Dataset rows describing interfaces:
▬▬▬▬▬▬

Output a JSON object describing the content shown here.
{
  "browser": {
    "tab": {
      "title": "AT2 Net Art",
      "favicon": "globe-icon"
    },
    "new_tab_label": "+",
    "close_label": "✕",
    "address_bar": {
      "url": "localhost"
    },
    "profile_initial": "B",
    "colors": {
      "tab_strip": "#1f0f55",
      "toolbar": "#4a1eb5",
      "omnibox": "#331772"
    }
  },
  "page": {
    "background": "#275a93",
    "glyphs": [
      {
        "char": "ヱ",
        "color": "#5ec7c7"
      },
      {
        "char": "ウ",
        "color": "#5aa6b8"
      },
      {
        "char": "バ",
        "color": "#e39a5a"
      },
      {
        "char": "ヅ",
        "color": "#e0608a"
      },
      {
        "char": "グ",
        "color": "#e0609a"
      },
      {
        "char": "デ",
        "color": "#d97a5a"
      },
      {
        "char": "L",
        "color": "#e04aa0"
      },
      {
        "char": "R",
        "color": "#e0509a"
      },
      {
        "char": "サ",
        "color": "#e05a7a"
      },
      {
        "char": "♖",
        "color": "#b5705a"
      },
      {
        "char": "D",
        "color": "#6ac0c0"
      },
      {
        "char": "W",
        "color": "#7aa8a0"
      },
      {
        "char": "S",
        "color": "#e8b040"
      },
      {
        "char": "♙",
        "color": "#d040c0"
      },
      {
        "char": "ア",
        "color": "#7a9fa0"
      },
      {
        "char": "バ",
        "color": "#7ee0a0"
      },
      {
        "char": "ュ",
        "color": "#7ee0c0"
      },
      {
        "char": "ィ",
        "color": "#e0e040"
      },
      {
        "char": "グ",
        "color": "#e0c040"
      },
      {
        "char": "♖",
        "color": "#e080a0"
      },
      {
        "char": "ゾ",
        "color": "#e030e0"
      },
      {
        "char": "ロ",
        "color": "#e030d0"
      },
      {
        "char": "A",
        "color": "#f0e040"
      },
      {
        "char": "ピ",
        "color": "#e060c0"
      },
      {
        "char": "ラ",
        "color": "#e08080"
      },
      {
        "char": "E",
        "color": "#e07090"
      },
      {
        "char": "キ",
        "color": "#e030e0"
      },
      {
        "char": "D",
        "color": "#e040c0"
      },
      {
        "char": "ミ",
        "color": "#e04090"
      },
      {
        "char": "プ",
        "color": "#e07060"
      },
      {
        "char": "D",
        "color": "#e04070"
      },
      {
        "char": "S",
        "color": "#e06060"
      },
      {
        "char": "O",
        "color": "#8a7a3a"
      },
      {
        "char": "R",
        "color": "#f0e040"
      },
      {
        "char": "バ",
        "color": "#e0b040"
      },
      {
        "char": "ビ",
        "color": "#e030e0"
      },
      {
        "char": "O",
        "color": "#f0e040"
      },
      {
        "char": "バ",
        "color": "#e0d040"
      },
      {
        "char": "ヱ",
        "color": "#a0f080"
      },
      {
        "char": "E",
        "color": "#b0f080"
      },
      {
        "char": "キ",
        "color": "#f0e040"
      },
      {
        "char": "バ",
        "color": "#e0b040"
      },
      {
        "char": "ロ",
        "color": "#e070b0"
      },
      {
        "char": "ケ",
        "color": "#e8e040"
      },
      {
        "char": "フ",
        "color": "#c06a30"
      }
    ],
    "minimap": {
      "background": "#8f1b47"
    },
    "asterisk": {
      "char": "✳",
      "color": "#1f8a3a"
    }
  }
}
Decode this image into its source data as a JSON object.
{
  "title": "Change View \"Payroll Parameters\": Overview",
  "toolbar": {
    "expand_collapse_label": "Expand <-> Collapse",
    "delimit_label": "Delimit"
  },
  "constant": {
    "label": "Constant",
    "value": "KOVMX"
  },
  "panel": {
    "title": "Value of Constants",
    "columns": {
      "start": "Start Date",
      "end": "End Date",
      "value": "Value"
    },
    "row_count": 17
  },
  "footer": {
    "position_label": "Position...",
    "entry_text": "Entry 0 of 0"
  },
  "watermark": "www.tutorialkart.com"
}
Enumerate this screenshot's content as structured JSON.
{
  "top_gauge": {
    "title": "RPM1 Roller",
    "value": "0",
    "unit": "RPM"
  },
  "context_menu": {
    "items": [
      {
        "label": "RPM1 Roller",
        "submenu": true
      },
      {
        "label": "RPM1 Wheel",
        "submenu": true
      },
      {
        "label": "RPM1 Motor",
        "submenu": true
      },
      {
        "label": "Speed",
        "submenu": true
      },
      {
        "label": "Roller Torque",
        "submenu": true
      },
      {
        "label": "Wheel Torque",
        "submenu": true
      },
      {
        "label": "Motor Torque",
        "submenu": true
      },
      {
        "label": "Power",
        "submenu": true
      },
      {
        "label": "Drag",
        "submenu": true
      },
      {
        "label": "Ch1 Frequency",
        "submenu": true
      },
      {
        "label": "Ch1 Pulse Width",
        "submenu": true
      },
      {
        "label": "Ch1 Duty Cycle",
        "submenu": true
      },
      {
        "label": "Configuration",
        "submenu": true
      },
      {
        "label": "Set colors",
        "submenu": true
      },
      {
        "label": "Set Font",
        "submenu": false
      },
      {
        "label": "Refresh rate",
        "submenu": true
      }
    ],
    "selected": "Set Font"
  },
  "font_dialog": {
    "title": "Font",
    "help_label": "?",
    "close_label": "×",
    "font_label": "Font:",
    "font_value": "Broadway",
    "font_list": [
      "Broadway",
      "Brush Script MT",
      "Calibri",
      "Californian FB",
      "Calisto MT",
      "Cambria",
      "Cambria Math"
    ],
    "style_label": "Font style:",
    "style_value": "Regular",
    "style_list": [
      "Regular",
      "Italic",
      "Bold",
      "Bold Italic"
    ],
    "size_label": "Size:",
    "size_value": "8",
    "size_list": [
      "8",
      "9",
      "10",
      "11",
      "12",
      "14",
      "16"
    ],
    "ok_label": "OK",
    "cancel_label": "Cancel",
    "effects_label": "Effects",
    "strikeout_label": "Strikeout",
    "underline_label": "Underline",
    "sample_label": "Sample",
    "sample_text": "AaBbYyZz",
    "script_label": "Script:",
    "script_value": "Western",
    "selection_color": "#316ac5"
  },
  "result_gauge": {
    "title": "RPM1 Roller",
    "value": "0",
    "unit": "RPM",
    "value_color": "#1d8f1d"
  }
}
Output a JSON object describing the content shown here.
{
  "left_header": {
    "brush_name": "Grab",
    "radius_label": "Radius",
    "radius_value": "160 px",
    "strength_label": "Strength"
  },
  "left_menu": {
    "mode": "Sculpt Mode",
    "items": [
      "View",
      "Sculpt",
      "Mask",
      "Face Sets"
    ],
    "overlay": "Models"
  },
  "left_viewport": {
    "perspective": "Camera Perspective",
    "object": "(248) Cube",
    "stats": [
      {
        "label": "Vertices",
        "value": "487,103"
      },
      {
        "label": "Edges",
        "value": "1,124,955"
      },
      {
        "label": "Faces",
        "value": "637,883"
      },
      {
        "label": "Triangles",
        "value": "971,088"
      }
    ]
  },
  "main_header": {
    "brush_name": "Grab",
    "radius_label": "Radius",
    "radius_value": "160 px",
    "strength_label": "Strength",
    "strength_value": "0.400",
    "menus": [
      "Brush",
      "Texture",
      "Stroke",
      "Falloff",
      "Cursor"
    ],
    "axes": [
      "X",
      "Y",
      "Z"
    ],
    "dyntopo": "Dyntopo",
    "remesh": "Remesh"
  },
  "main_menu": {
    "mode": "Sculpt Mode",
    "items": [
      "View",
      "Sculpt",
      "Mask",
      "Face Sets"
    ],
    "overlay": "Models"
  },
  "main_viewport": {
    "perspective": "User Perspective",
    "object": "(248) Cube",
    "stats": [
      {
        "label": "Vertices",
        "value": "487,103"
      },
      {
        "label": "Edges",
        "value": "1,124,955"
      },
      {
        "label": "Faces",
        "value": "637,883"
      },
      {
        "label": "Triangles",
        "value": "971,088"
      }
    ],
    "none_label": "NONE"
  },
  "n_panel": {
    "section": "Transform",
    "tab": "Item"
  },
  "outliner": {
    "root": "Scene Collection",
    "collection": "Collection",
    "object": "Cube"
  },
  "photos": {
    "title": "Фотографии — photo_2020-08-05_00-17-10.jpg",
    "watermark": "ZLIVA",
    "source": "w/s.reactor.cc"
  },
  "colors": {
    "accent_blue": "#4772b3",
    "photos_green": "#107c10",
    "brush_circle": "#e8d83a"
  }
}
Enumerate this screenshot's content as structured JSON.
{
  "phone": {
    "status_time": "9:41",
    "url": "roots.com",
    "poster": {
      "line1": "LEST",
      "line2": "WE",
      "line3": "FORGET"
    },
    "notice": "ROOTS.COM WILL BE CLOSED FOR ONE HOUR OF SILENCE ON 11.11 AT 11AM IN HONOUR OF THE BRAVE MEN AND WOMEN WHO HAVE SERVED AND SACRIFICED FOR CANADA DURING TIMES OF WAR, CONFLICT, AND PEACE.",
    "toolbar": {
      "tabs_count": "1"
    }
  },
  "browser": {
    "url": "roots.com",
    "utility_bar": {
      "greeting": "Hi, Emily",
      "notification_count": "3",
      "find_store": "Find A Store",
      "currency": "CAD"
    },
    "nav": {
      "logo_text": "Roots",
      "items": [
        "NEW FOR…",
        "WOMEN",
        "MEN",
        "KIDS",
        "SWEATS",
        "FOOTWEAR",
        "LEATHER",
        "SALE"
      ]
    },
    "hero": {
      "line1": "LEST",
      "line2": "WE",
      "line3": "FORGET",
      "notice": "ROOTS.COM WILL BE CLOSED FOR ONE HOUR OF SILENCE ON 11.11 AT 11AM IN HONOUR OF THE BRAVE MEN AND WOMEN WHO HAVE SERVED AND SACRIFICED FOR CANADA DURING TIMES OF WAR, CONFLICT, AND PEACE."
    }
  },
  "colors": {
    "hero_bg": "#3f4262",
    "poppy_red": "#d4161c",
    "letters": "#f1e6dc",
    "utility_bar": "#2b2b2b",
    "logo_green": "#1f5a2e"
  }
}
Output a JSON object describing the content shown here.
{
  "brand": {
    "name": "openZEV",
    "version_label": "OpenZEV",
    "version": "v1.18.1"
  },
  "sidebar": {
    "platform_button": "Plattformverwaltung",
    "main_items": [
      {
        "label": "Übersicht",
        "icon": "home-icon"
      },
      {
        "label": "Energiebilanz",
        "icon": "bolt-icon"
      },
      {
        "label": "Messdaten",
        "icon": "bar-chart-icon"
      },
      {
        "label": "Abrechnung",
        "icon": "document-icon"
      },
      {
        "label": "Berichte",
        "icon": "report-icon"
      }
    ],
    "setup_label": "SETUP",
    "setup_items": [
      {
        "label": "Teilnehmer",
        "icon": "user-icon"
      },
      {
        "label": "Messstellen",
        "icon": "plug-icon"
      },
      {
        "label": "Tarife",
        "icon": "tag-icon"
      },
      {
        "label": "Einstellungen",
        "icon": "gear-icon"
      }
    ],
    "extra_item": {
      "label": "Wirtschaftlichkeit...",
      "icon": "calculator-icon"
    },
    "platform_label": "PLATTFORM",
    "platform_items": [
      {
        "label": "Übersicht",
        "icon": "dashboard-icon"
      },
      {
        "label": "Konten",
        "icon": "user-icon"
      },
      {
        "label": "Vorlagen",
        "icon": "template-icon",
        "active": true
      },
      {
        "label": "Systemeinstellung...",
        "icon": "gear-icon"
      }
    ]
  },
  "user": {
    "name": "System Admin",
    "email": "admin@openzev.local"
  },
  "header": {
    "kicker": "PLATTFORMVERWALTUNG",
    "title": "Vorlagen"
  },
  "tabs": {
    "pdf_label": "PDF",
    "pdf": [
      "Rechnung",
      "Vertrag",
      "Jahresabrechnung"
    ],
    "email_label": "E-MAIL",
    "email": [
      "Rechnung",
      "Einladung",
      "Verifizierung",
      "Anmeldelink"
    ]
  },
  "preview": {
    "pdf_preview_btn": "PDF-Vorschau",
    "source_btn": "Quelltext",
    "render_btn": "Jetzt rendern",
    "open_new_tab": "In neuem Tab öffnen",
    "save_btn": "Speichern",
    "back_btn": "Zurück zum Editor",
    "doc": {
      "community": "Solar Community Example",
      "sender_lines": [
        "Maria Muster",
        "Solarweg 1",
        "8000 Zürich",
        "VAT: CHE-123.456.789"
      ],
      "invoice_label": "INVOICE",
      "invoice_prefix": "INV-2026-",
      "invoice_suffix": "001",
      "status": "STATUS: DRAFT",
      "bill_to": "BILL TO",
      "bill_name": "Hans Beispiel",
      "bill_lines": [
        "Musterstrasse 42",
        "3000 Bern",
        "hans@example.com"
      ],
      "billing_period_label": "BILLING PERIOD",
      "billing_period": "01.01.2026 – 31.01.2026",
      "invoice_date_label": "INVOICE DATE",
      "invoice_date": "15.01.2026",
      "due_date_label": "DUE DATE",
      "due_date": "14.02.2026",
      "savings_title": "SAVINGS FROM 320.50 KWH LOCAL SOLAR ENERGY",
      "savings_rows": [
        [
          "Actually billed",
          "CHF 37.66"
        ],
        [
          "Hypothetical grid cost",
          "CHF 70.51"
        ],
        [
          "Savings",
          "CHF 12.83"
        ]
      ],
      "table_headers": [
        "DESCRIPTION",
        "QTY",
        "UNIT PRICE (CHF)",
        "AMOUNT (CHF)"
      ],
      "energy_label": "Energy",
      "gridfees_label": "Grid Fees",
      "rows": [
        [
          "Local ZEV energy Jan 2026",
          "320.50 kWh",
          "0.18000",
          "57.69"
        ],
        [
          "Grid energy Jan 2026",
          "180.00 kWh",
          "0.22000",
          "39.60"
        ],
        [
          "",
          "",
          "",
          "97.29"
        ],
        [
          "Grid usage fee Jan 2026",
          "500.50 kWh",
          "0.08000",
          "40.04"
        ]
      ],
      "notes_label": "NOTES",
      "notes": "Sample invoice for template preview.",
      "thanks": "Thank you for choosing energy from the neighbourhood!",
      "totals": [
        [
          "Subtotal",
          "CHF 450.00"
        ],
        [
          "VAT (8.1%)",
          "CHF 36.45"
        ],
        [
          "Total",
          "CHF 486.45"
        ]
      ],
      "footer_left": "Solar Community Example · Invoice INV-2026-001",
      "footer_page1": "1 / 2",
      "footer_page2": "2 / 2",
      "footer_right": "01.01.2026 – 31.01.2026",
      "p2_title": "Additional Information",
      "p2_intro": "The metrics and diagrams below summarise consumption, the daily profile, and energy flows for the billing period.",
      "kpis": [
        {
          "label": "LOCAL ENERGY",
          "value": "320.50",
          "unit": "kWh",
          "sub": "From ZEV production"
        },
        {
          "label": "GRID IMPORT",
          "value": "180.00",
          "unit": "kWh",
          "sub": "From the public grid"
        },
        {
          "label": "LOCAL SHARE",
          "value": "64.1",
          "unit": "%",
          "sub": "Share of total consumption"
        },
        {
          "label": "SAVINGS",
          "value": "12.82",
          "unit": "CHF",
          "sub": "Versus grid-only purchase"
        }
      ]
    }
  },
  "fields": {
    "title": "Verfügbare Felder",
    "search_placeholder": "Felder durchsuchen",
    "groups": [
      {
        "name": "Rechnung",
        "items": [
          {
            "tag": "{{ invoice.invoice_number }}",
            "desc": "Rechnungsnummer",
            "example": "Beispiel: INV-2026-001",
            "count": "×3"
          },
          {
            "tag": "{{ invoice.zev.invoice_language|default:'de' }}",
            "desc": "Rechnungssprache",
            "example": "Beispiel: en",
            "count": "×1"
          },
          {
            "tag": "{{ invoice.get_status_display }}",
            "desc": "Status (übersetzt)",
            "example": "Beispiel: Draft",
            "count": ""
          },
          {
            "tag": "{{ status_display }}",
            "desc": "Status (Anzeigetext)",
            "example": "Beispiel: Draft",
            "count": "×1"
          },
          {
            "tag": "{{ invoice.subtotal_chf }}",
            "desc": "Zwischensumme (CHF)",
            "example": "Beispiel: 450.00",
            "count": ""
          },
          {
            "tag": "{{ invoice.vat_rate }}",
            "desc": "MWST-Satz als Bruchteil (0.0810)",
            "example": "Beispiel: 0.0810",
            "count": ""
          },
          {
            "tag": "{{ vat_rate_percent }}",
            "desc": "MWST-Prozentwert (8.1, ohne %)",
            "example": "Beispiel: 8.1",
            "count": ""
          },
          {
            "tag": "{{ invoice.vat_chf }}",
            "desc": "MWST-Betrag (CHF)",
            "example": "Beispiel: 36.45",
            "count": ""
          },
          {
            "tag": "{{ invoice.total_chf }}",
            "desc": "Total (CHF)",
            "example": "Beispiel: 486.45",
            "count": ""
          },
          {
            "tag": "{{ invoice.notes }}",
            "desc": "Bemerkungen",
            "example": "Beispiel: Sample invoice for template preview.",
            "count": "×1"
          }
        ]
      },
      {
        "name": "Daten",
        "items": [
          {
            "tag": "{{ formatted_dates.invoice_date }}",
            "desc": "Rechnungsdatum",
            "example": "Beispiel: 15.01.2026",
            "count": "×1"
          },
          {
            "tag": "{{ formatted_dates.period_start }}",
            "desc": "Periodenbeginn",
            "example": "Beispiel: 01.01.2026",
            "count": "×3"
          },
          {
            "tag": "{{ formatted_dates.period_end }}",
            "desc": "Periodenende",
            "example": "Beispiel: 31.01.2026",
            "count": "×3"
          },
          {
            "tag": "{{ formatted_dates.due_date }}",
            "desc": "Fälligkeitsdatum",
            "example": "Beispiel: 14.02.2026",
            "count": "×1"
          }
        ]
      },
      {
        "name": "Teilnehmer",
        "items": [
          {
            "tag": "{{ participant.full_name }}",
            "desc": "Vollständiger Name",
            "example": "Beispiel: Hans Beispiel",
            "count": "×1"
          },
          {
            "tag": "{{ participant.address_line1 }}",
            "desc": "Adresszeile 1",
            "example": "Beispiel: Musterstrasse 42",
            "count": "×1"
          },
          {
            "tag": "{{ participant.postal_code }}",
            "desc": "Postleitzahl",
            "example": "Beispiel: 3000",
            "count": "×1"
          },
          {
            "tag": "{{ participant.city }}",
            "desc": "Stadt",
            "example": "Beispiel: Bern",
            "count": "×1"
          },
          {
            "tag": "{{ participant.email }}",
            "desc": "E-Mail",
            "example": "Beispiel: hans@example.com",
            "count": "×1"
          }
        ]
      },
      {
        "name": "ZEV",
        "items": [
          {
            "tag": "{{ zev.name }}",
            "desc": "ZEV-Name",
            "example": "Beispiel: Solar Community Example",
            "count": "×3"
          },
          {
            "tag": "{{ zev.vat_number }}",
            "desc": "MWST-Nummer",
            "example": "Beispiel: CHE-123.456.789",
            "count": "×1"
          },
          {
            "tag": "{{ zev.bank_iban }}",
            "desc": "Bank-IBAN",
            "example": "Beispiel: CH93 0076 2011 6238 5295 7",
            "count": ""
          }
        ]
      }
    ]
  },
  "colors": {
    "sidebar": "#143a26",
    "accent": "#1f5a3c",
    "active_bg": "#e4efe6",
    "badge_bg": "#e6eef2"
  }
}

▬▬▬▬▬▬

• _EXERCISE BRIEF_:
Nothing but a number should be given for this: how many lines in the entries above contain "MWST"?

• _SOLUTION FOR THIS EXERCISE_:
4